Last year, I got to meet some of the brilliant students at the Skoll Centre and shared some of what I have learned over the past two decades about partnerships for systems and social change.
What connects ending child marriage with new ways to detect multi-drug resistant tuberculosis and technology innovations in HIV management? They all represent breakthroughs in systems and social change that would have never been possible without robust partnerships. They also represent quite different approaches – from a loosely knit civil society partnership bringing together 1,000+ organisations globally to much more structured entities with commercial, public and non-profit partners. Yet, there are some common overarching lessons that have continued to emerge and crystalise for me over the years from these diverse experiences. Here are some of them.
Lesson 1: the ‘how’ of partnerships is as important as the ‘what’
Changing systems or social norms is complex: it can’t be done by a single activist or organisation, no matter how passionate and knowledgeable. Catalysing and sustaining this type of change is always going to require individuals and groups with different competencies to work together. There is a humility implicit in the decision to work in partnership – by coming together, groups acknowledge that they need one another to achieve their goals.
However, this humility is often forgotten once people get lost in the weeds of the partnership’s work. That’s one reason why it is so important to invest the time and energy to set up structures that are fit-for-purpose, build trust between partners and co-define the values and goals of a partnership. And, given the complexity of systems and social change, it is also critical to routinely revisit these as the partnership matures.
Lesson 2: define the full problem...and the breadth of the solution
This sounds so obvious: you need to fully understand the problem you are trying to tackle and identify the different elements that are needed to solve it. But I have been in too many situations where well-meaning people look at problems from the outside and make snap judgments about what needs to change. We all love silver bullets, but these are rarely applicable when we are talking about social change and where whole systems need to shift and evolve. This is one reason why the people most affected by the problem have to be at the centre of the partnership: they are the ones with the deepest understanding of what is wrong with the status quo and what transformation is needed.
Effective partnerships also require a clear, common understanding of the change they want to see in the world, and a sense of what it will take to get there. At Girls Not Brides, this meant developing a joint theory of change for the field, where activists tackling a range of different issues – from working with religious leaders to challenging legal frameworks – could see how their work was contributing to changing the whole system.

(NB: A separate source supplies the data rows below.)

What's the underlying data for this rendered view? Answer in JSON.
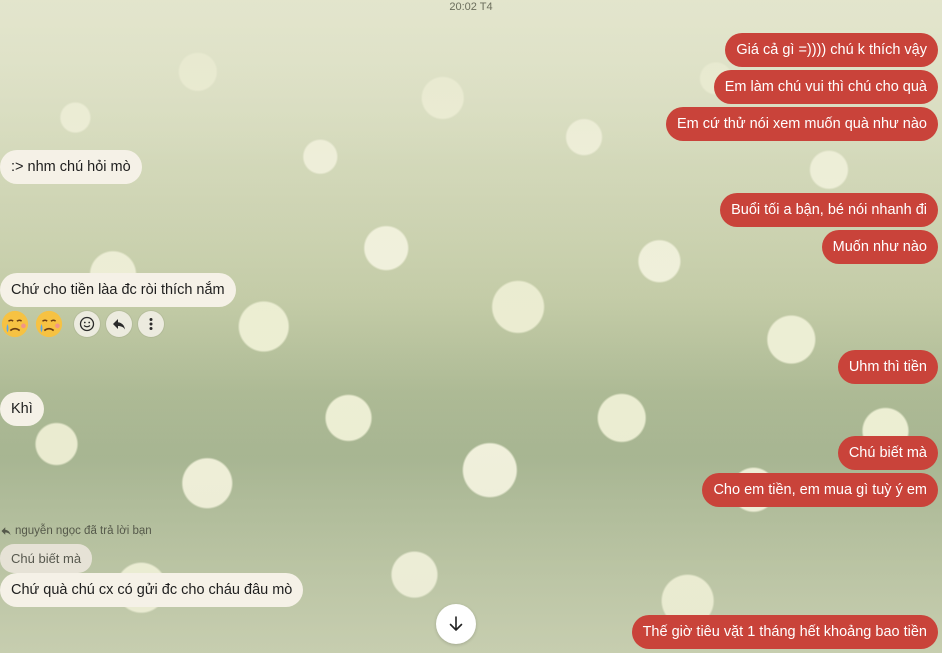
{
  "header": {
    "time": "20:02 T4"
  },
  "messages": {
    "m1": "Giá cả gì =)))) chú k thích vậy",
    "m2": "Em làm chú vui thì chú cho quà",
    "m3": "Em cứ thử nói xem muốn quà như nào",
    "m4": ":> nhm chú hỏi mò",
    "m5": "Buổi tối a bận, bé nói nhanh đi",
    "m6": "Muốn như nào",
    "m7": "Chứ cho tiền làa đc ròi thích nắm",
    "m8": "Uhm thì tiền",
    "m9": "Khì",
    "m10": "Chú biết mà",
    "m11": "Cho em tiền, em mua gì tuỳ ý em",
    "m12": "Chứ quà chú cx có gửi đc cho cháu đâu mò",
    "m13": "Thế giờ tiêu vặt 1 tháng hết khoảng bao tiền"
  },
  "reply": {
    "note": "nguyễn ngọc đã trả lời bạn",
    "quoted": "Chú biết mà"
  },
  "reactions": [
    "crying-face",
    "crying-face"
  ],
  "actions": [
    "smiley-icon",
    "reply-icon",
    "more-icon"
  ],
  "colors": {
    "outgoing": "#c9433a",
    "incoming": "#f5f1e7"
  }
}
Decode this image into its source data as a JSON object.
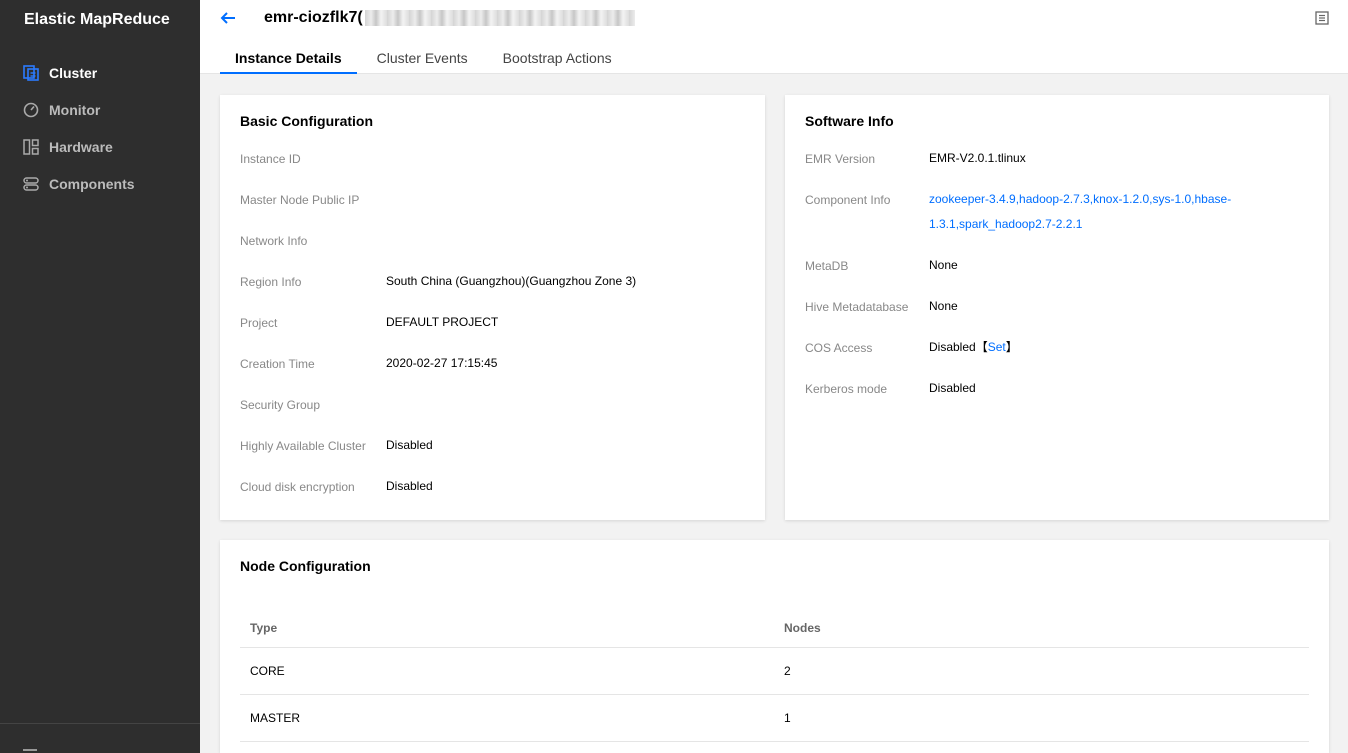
{
  "sidebar": {
    "brand": "Elastic MapReduce",
    "items": [
      {
        "label": "Cluster",
        "icon": "cluster-icon"
      },
      {
        "label": "Monitor",
        "icon": "monitor-icon"
      },
      {
        "label": "Hardware",
        "icon": "hardware-icon"
      },
      {
        "label": "Components",
        "icon": "components-icon"
      }
    ]
  },
  "header": {
    "title": "emr-ciozflk7(",
    "tabs": [
      "Instance Details",
      "Cluster Events",
      "Bootstrap Actions"
    ]
  },
  "basic": {
    "title": "Basic Configuration",
    "rows": [
      {
        "label": "Instance ID",
        "value": ""
      },
      {
        "label": "Master Node Public IP",
        "value": ""
      },
      {
        "label": "Network Info",
        "value": ""
      },
      {
        "label": "Region Info",
        "value": "South China (Guangzhou)(Guangzhou Zone 3)"
      },
      {
        "label": "Project",
        "value": "DEFAULT PROJECT"
      },
      {
        "label": "Creation Time",
        "value": "2020-02-27 17:15:45"
      },
      {
        "label": "Security Group",
        "value": ""
      },
      {
        "label": "Highly Available Cluster",
        "value": "Disabled"
      },
      {
        "label": "Cloud disk encryption",
        "value": "Disabled"
      }
    ]
  },
  "software": {
    "title": "Software Info",
    "emr_version_label": "EMR Version",
    "emr_version": "EMR-V2.0.1.tlinux",
    "component_label": "Component Info",
    "component_line1": "zookeeper-3.4.9,hadoop-2.7.3,knox-1.2.0,sys-1.0,hbase-",
    "component_line2": "1.3.1,spark_hadoop2.7-2.2.1",
    "metadb_label": "MetaDB",
    "metadb": "None",
    "hive_label": "Hive Metadatabase",
    "hive": "None",
    "cos_label": "COS Access",
    "cos": "Disabled",
    "cos_bracket_open": "【",
    "cos_set": "Set",
    "cos_bracket_close": "】",
    "kerberos_label": "Kerberos mode",
    "kerberos": "Disabled"
  },
  "node": {
    "title": "Node Configuration",
    "columns": [
      "Type",
      "Nodes"
    ],
    "rows": [
      {
        "type": "CORE",
        "nodes": "2"
      },
      {
        "type": "MASTER",
        "nodes": "1"
      }
    ]
  },
  "colors": {
    "accent": "#006eff",
    "sidebar_bg": "#2e2e2e",
    "page_bg": "#f2f2f2"
  }
}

Lesson 3: identify tactics, rallying points and symbolic wins
When you are trying to change a complex system or are pushing back against centuries of traditions, it is easy to feel overwhelmed and demotivated. In such a context, celebrating progress and periodically rallying together across all parts of a partnership can be incredibly energising. Symbolic wins can provide these moments – whether it is a change in a law or the approval of a new diagnostic tool. They remind us all that change is indeed possible and help us face setbacks with greater resilience.
Lesson 4: recognise the power of simple, practical tools

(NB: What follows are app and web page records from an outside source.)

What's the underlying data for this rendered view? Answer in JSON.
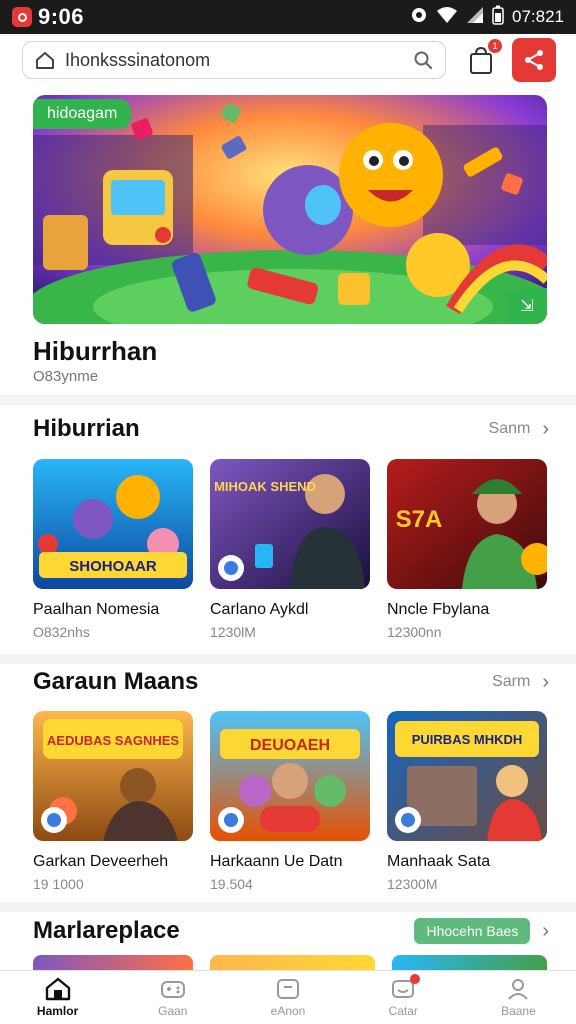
{
  "status_bar": {
    "time": "9:06",
    "right_text": "07:821",
    "icons": [
      "app-icon",
      "alarm-icon",
      "wifi-icon",
      "signal-icon",
      "battery-icon"
    ]
  },
  "search": {
    "placeholder": "Ihonksssinatonom",
    "icons": [
      "home-icon",
      "search-icon"
    ]
  },
  "cart_badge": "1",
  "hero": {
    "tag": "hidoagam",
    "title": "Hiburrhan",
    "subtitle": "O83ynme"
  },
  "sections": [
    {
      "title": "Hiburrian",
      "more_label": "Sanm",
      "cards": [
        {
          "name": "Paalhan Nomesia",
          "meta": "O832nhs",
          "art": "SHOHOAAR"
        },
        {
          "name": "Carlano Aykdl",
          "meta": "1230lM",
          "art": "MIHOAK SHEND"
        },
        {
          "name": "Nncle Fbylana",
          "meta": "12300nn",
          "art": "S7A"
        }
      ]
    },
    {
      "title": "Garaun Maans",
      "more_label": "Sarm",
      "cards": [
        {
          "name": "Garkan Deveerheh",
          "meta": "19 1000",
          "art": "AEDUBAS SAGNHES"
        },
        {
          "name": "Harkaann Ue Datn",
          "meta": "19.504",
          "art": "DEUOAEH"
        },
        {
          "name": "Manhaak Sata",
          "meta": "12300M",
          "art": "PUIRBAS MHKDH"
        }
      ]
    }
  ],
  "marketplace": {
    "title": "Marlareplace",
    "pill_label": "Hhocehn Baes"
  },
  "bottom_nav": [
    {
      "label": "Hamlor",
      "icon": "home-icon",
      "active": true
    },
    {
      "label": "Gaan",
      "icon": "gamepad-icon",
      "active": false
    },
    {
      "label": "eAnon",
      "icon": "tv-icon",
      "active": false
    },
    {
      "label": "Catar",
      "icon": "chat-icon",
      "active": false
    },
    {
      "label": "Baane",
      "icon": "profile-icon",
      "active": false
    }
  ],
  "colors": {
    "accent_red": "#e53935",
    "accent_green": "#31b34d",
    "status_bar": "#1b1b1b"
  }
}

Sometimes, the most powerful role you can play in catalysing systems change is to help others around you to take on your cause. When you are working in a partnership on a multi-faceted issue, it can be difficult to bring new people along without them feeling totally overwhelmed. As someone who thrives in complexity, I have been surprised by how much impact we can have if we distil the collective wisdom of a complex partnership into simple tools – like checklists, infographics and ‘how to’ guides – and then encourage new actors to use them. I have seen incredible progress when, for example, a harried government official has been able to cut-and-paste from a reliable factsheet to convince their minister to take action.
Lesson 5: be mindful of who gets credit and whose voice is heard
We live in a world with gross power imbalances, and it is easy for trans-national partnerships to reinforce these. Since systems change can seem abstract, there’s a real need for human stories to bring such change to life, and often a thirst for symbolic figureheads. However, one manifestation of power imbalances is around whose stories get told and celebrated, and who gets ‘credit’ for the success of the partnership. This is unfair, harmful and, ultimately, counterproductive. You cannot sustain a global partnership aiming to change the world if people don’t feel that they are valued and that their contributions are recognised. For a diverse partnership to continue to grow and thrive, especially over the long term, it is therefore particularly important to proactively lift up and celebrate the partners whose work is essential, but whose voices and stories may not normally make the headlines.